• **Action item**:
Whenever a line of the data below holds the string "Margin", copy that line.

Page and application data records
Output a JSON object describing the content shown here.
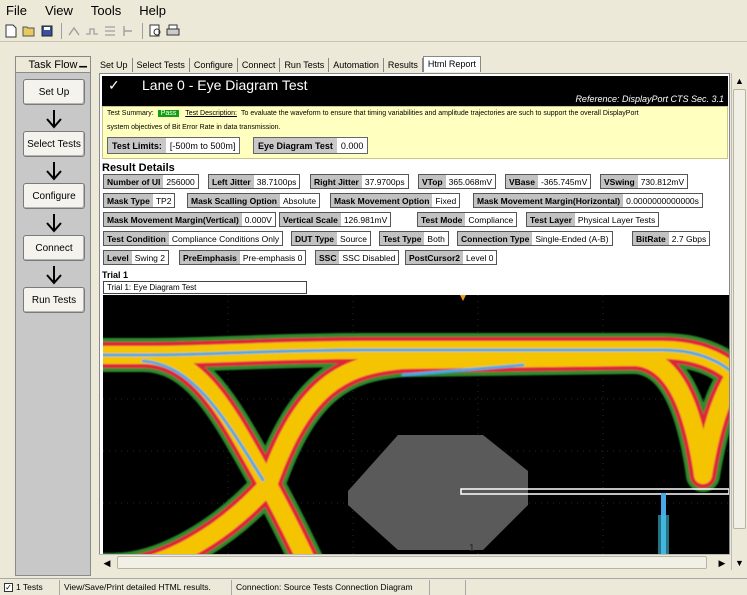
{
  "menu": [
    "File",
    "View",
    "Tools",
    "Help"
  ],
  "toolbar_icons": [
    "new-icon",
    "open-icon",
    "save-icon",
    "select-icon",
    "connect-icon",
    "run-icon",
    "pause-icon",
    "preview-icon",
    "print-icon"
  ],
  "task_flow": {
    "title": "Task Flow",
    "steps": [
      "Set Up",
      "Select Tests",
      "Configure",
      "Connect",
      "Run Tests"
    ]
  },
  "tabs": [
    "Set Up",
    "Select Tests",
    "Configure",
    "Connect",
    "Run Tests",
    "Automation",
    "Results",
    "Html Report"
  ],
  "active_tab": "Html Report",
  "report": {
    "title": "Lane 0 - Eye Diagram Test",
    "reference": "Reference: DisplayPort CTS Sec. 3.1",
    "summary_label": "Test Summary:",
    "summary_status": "Pass",
    "desc_label": "Test Description:",
    "desc_line1": "To evaluate the waveform to ensure that timing variabilities and amplitude trajectories are such to support the overall DisplayPort",
    "desc_line2": "system objectives of Bit Error Rate in data transmission.",
    "limits_label": "Test Limits:",
    "limits_value": "[-500m to 500m]",
    "result_label": "Eye Diagram Test",
    "result_value": "0.000",
    "details_title": "Result Details",
    "details": [
      [
        {
          "k": "Number of UI",
          "v": "256000"
        },
        {
          "k": "Left Jitter",
          "v": "38.7100ps"
        },
        {
          "k": "Right Jitter",
          "v": "37.9700ps"
        },
        {
          "k": "VTop",
          "v": "365.068mV"
        },
        {
          "k": "VBase",
          "v": "-365.745mV"
        },
        {
          "k": "VSwing",
          "v": "730.812mV"
        }
      ],
      [
        {
          "k": "Mask Type",
          "v": "TP2"
        },
        {
          "k": "Mask Scalling Option",
          "v": "Absolute"
        },
        {
          "k": "Mask Movement Option",
          "v": "Fixed"
        },
        {
          "k": "Mask Movement Margin(Horizontal)",
          "v": "0.0000000000000s"
        }
      ],
      [
        {
          "k": "Mask Movement Margin(Vertical)",
          "v": "0.000V"
        },
        {
          "k": "Vertical Scale",
          "v": "126.981mV"
        },
        {
          "k": "Test Mode",
          "v": "Compliance"
        },
        {
          "k": "Test Layer",
          "v": "Physical Layer Tests"
        }
      ],
      [
        {
          "k": "Test Condition",
          "v": "Compliance Conditions Only"
        },
        {
          "k": "DUT Type",
          "v": "Source"
        },
        {
          "k": "Test Type",
          "v": "Both"
        },
        {
          "k": "Connection Type",
          "v": "Single-Ended (A-B)"
        },
        {
          "k": "BitRate",
          "v": "2.7 Gbps"
        }
      ],
      [
        {
          "k": "Level",
          "v": "Swing 2"
        },
        {
          "k": "PreEmphasis",
          "v": "Pre-emphasis 0"
        },
        {
          "k": "SSC",
          "v": "SSC Disabled"
        },
        {
          "k": "PostCursor2",
          "v": "Level 0"
        }
      ]
    ],
    "trial_heading": "Trial 1",
    "trial_caption": "Trial 1: Eye Diagram Test",
    "plot_marker": "1"
  },
  "status": {
    "tests": "1 Tests",
    "message": "View/Save/Print detailed HTML results.",
    "connection": "Connection: Source Tests Connection Diagram"
  },
  "colors": {
    "pass": "#10a010",
    "summary_bg": "#ffffc0",
    "eye_outer": "#2e8b2e",
    "eye_mid": "#e0203a",
    "eye_hot": "#f5c400",
    "eye_core": "#4aa8e8",
    "mask": "#5a5a5a"
  }
}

• **Result of the task**:
          "k": "Mask Movement Margin(Horizontal)",
          "k": "Mask Movement Margin(Vertical)",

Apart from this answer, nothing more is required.